Sutekh Hexen take their name from one of the original horror stories: Set of Egyptian mythology. Beyond this—because of a short yet prolific career that has already seen them collaborating with some of the post-industrial underground’s most respected labels, from Handmade Birds and Black Horizons to Pesanta, Fall of Nature, and Auris Apothecary—the trio require no introduction. The music begins with the kind of foreboding approach that one would expect to hear from the sort of esoteric setting that Sutekh Hexen have been known to construct. Here on Monument of Decay—itself a collaboration between the American Black Horizons and Small Doses labels, as well as Thomas Martin Ekelund‘s Beläten imprint—they’ve focused on creating an atmosphere that is extremely dark in a meditative, almost transcendent fashion. As we find ourselves surpassing “Lastness” and working our way into the meat of the album, elements of harsh noise begin to dominate their misshapen palette, eventually overpowering the previously all-encompassing ambiance and relying more on the idea of volume and ferocity than the atmosphere that was established at the beginning.
As “Lastness” submits to this electronic fury, it also quickly becomes clear where the strengths and weaknesses lie on this EP. With such strong intent created in the beginning, it is unfortunate that it is not long until Monument of Decay becomes obscured by harsher electronics and pure noise that distract from the album’s clear strengths. There are moments when these two elements of ambiance and noise are balanced, and these glimpses of clarity reveal the power that Sutekh Hexen are capable of and have offered time and again prior to this release. At times, the liminal space created by these dichotomous sounds truly reveals a tear in the veil, to use an occult cliché, but I have never heard music that actually sounds like a world is being revealed, and one that is truly terrifying at that. The vocals conjure this same kind of concept, as distorted howls sound like they are invoking demonic beings.
All of these tracks are almost exactly five minutes in length, with the last of the bunch containing a secret song as well. There is an idea in storytelling that people most often remember the beginning and end of a story, and if this were so I would consider Monument of Decay a remarkable album. Unfortunately, the heart of the album is so full of the same unimaginative elements that I have heard so often before that it hardly leaves an impression. While with certain projects I greatly enjoy noise, with Sutekh Hexen, I feel they are at their best when that beast is tamed by subtle ambiance, and the bit of time for which this approach is taken within the music is truly exquisite. While aspects of Monument of Decay are purely mesmerizing, too much of the album relies on exactly those that are detrimental to its strength, which is perhaps oddly a balance between the black metal, dark ambient, and harsh noise elements that this band relies on. Together, the trio of Sutekh Hexen are perfectly capable of making some of the most powerful music I have heard, but when one musician in particular pushes everything completely into the background, this becomes little more than yet another band that has yet to comfortably exist between these worlds.
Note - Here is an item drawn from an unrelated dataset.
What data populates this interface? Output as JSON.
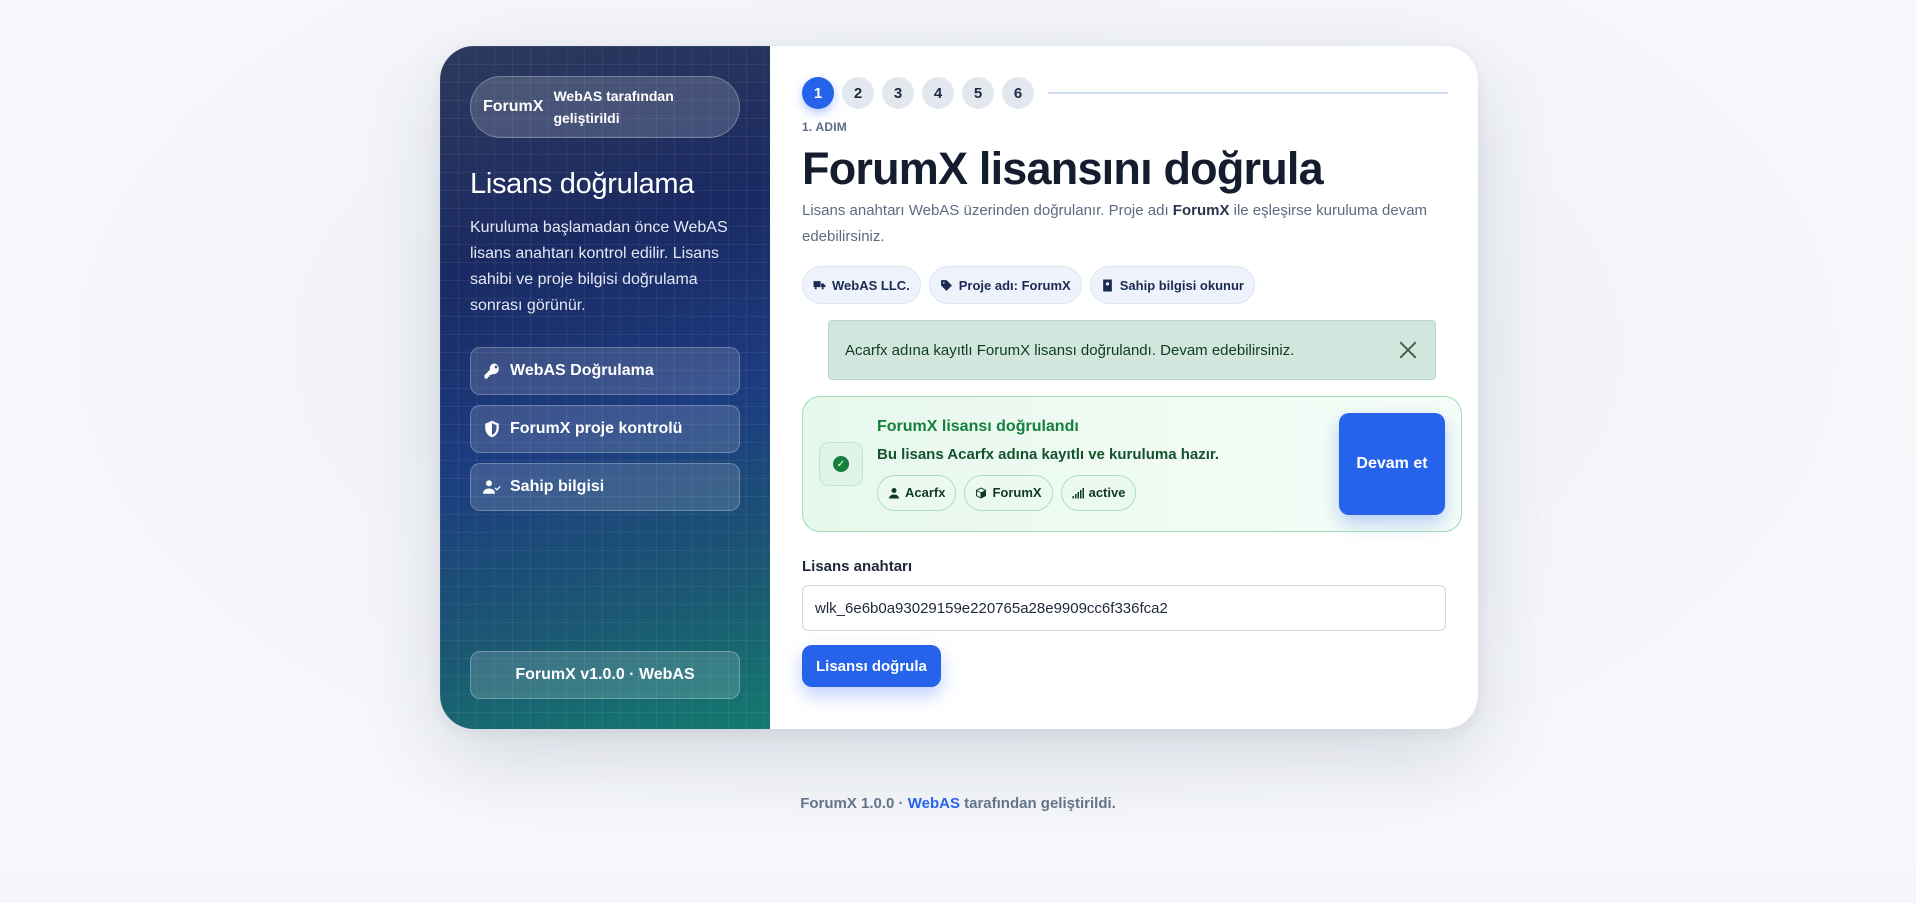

02) …of Emanation
03) धूमवती बुभुक्षा
04) ل خــعــه
05) Shadows II (CD Version Boxset Only)
Written by: Patrick Bertlein
Small Doses (United States) / DOSE120 / CD
Beläten (Sweden) / ᚺ / 2xTape, Digital
Black Horizons (United States) / BH-55 / 12″ LP
Experimental Metal / Drone Doom / Black Ambient / Black Metal